(EXERCISE AIM): Extract the text of every entry below exactly; leave images out.

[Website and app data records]
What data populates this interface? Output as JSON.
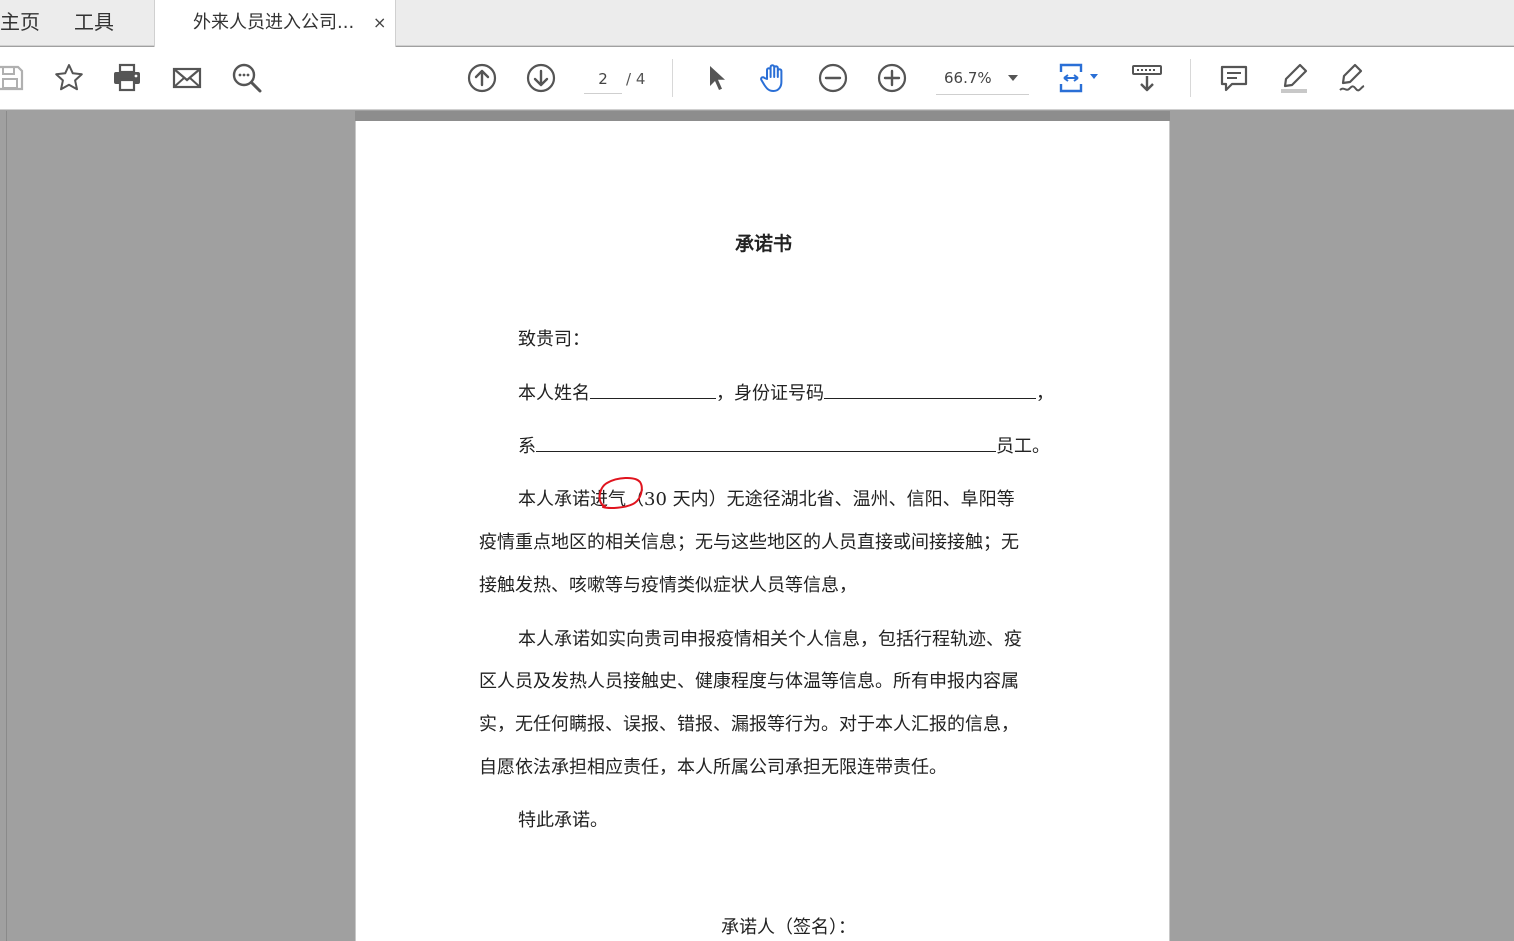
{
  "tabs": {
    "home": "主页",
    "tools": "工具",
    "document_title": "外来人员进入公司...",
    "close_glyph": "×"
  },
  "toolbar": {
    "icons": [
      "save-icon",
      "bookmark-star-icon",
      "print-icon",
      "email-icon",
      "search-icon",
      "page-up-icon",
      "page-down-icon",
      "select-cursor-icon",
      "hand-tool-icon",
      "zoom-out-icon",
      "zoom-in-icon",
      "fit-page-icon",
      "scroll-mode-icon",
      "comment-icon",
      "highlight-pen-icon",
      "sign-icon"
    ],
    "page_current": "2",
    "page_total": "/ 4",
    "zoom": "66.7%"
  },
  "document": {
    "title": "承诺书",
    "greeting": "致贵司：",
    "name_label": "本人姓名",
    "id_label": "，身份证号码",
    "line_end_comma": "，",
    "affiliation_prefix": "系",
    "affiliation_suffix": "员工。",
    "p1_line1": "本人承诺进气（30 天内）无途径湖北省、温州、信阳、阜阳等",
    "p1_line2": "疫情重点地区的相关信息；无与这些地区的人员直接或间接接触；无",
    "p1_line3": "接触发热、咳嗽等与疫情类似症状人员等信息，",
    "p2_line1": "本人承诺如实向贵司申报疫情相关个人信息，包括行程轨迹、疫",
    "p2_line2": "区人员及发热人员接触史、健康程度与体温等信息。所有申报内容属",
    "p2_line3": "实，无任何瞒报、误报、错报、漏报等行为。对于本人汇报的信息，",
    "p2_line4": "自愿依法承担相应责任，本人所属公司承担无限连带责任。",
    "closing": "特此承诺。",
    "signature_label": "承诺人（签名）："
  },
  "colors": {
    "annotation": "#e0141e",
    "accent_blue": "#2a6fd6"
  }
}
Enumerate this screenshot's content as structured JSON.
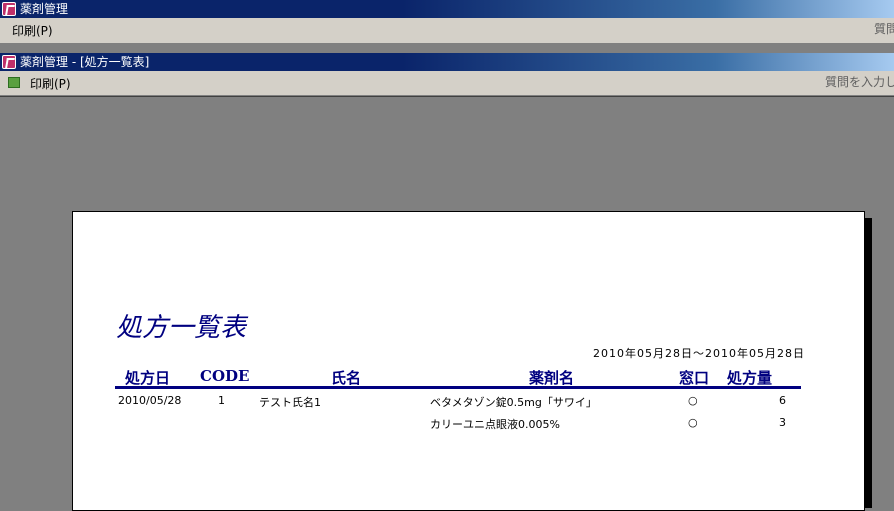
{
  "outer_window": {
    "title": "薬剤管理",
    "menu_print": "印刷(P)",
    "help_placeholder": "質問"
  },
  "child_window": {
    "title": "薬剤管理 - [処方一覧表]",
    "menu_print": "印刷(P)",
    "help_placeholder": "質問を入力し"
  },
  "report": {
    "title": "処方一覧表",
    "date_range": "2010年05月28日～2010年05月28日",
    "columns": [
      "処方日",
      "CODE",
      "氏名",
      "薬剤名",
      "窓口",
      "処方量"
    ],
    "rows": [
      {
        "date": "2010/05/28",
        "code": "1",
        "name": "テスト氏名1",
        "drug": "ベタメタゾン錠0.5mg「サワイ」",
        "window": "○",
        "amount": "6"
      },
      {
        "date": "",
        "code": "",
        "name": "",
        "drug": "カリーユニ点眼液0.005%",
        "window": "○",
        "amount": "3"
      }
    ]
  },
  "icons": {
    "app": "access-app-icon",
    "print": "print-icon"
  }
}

(WRITTEN ANSWER):
What data populates this interface? Output as JSON.
{
  "tabs": {
    "home": "主页",
    "tools": "工具",
    "document_title": "外来人员进入公司...",
    "close_glyph": "×"
  },
  "toolbar": {
    "icons": [
      "save-icon",
      "bookmark-star-icon",
      "print-icon",
      "email-icon",
      "search-icon",
      "page-up-icon",
      "page-down-icon",
      "select-cursor-icon",
      "hand-tool-icon",
      "zoom-out-icon",
      "zoom-in-icon",
      "fit-page-icon",
      "scroll-mode-icon",
      "comment-icon",
      "highlight-pen-icon",
      "sign-icon"
    ],
    "page_current": "2",
    "page_total": "/ 4",
    "zoom": "66.7%"
  },
  "document": {
    "title": "承诺书",
    "greeting": "致贵司：",
    "name_label": "本人姓名",
    "id_label": "，身份证号码",
    "line_end_comma": "，",
    "affiliation_prefix": "系",
    "affiliation_suffix": "员工。",
    "p1_line1": "本人承诺进气（30 天内）无途径湖北省、温州、信阳、阜阳等",
    "p1_line2": "疫情重点地区的相关信息；无与这些地区的人员直接或间接接触；无",
    "p1_line3": "接触发热、咳嗽等与疫情类似症状人员等信息，",
    "p2_line1": "本人承诺如实向贵司申报疫情相关个人信息，包括行程轨迹、疫",
    "p2_line2": "区人员及发热人员接触史、健康程度与体温等信息。所有申报内容属",
    "p2_line3": "实，无任何瞒报、误报、错报、漏报等行为。对于本人汇报的信息，",
    "p2_line4": "自愿依法承担相应责任，本人所属公司承担无限连带责任。",
    "closing": "特此承诺。",
    "signature_label": "承诺人（签名）："
  },
  "colors": {
    "annotation": "#e0141e",
    "accent_blue": "#2a6fd6"
  }
}
Enumerate this screenshot's content as structured JSON.
{
  "outer_window": {
    "title": "薬剤管理",
    "menu_print": "印刷(P)",
    "help_placeholder": "質問"
  },
  "child_window": {
    "title": "薬剤管理 - [処方一覧表]",
    "menu_print": "印刷(P)",
    "help_placeholder": "質問を入力し"
  },
  "report": {
    "title": "処方一覧表",
    "date_range": "2010年05月28日～2010年05月28日",
    "columns": [
      "処方日",
      "CODE",
      "氏名",
      "薬剤名",
      "窓口",
      "処方量"
    ],
    "rows": [
      {
        "date": "2010/05/28",
        "code": "1",
        "name": "テスト氏名1",
        "drug": "ベタメタゾン錠0.5mg「サワイ」",
        "window": "○",
        "amount": "6"
      },
      {
        "date": "",
        "code": "",
        "name": "",
        "drug": "カリーユニ点眼液0.005%",
        "window": "○",
        "amount": "3"
      }
    ]
  },
  "icons": {
    "app": "access-app-icon",
    "print": "print-icon"
  }
}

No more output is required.